But here's the thing: Democrats haven't won the White House with a significant majority of the popular vote since Carter beat Ford in 1976, and that was in huge part because Ford pardoned Nixon. Clinton didn't win a majority of the popular vote in 1992 or 1996--hey, Ross Perot!--and it left him without a mandate and vulnerable to the Gingrich-led smackdown in 1994. Gore won the popular vote, but just barely, and while it seems clear the Supreme Court decided the outcome, the Florida embarrassment could have been avoided if the esteemed Vice President had won his home state.
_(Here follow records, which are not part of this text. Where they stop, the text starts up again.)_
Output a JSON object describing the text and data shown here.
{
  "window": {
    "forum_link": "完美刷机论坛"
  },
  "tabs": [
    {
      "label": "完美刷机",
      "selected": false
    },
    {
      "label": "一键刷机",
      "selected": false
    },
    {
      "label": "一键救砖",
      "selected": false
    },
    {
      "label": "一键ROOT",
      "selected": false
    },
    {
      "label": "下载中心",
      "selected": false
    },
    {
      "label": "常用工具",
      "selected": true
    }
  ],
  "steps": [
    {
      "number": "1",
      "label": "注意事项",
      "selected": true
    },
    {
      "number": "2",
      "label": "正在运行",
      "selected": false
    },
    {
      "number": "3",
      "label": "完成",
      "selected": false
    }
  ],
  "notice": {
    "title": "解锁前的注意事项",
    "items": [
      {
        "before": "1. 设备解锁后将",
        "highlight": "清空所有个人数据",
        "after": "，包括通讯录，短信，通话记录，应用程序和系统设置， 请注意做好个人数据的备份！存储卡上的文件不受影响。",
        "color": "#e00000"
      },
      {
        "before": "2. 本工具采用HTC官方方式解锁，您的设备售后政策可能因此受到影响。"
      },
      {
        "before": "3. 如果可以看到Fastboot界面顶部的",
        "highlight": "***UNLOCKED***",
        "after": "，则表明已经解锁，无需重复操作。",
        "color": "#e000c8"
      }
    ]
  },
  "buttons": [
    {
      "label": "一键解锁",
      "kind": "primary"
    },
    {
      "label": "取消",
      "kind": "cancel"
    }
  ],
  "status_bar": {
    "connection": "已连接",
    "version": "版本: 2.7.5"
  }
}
So yes, "electability" isn't an ideologically pure notion, but it is an important one. Humphrey, McGovern, Mondale, Dukakis, and Kerry all have one thing in common, you know? I happen to agree with most of Obama's positions--he still hasn't sold me on nuclear energy--and I think he has the best shot to beat McCain, so the electability question isn't a tripwire for me. And no, I'm not naive. I realize I think an African American first-term senator will beat a decorated war hero who's whiter than toothpaste. But I know many life-long Republicans and Bill Clinton voters in several states who are voting for Obama and I think that's significant. No matter what, though, I believe it's crucial to remember how difficult the next nine months will be and that all three candidates have smart, conscientious supporters in their camps.

3) For the most part, being 40 was awesome. The novel, new home, dudes, and donuts. If possible, I heartily recommend living at least this long.

4) And now I'm 41. So far, so good.

Monday, February 11, 2008

It's been a long and invigorating weekend and I can barely keep my eyes open, but...

...I'm pleased to report that at my caucus site on Saturday, I was asked to speak on behalf of the precinct's Obama supporters, then I was asked to be a delegate at the Democratic National Convention. Denver, ho! I know his positions in fair detail, but I intend to learn them as well as Daschle. Re Friday's rally at Key Arena, I'm too tired to elaborate and if you're voting for him, you've read about it by now. Also, I don't want to proselytize.

And because we've got nine months to go and it's important to keep a sense of humor:


Tuesday, February 05, 2008


  • I figured HRC would take California, but you have to give her props for winning Massachusetts. Obviously, I'm displeased, but I'm not Teddy's biggest fan and I'm intrigued that Massachusetts Dems, of all voters, weren't swayed by the Kennedy mystique. (They weren't swayed by John Kerry or Deval Patrick, either, but that's ultimately less noteworthy.)
  • I think Obama's momentum will propel him to win the nomination. If I'm wrong, though, like I've said before, I'll back Hillary. I've read a bunch of comments on sundry message boards today wherein supporters of both parties have said they'll jump ship if their candidate isn't the pick. Weird that any voter could lose sight of the Supreme Court.
  • My dad grew up under Nazi occupation in Greece and survived the country's subsequent civil war. I have so many family members who grew up without food and shelter, much less the right to vote, so election years always resonate with me. I feel grateful to have been born here and in this era.
  • Read that Mitt Romney has spent nearly forty million of his own cash in this campaign. Can't help but think that, after all this dies down, his kids (and presumptive heirs) are going to be pissed.
  • Cindy McCain's hair tonight was colored and styled exactly like Gwen Stefani's. Unintentional no doubt (rim shot!), but I like that, while her husband is going on about showing that dipshit Rumsfeld a thing or two, she might be channeling her inner rock star.
  • I don't understand women who vote for Huckabee. If a candidate proclaimed, "All darkies should fix me a sammich!" she or he wouldn't garner African-American votes. Yet ladies surround Mike on the dais. Evangelicals of any stripe perplex me.
  • The 2008 campaign seems like it was scripted by Aaron Sorkin on Red Bull. I mean that in a good way.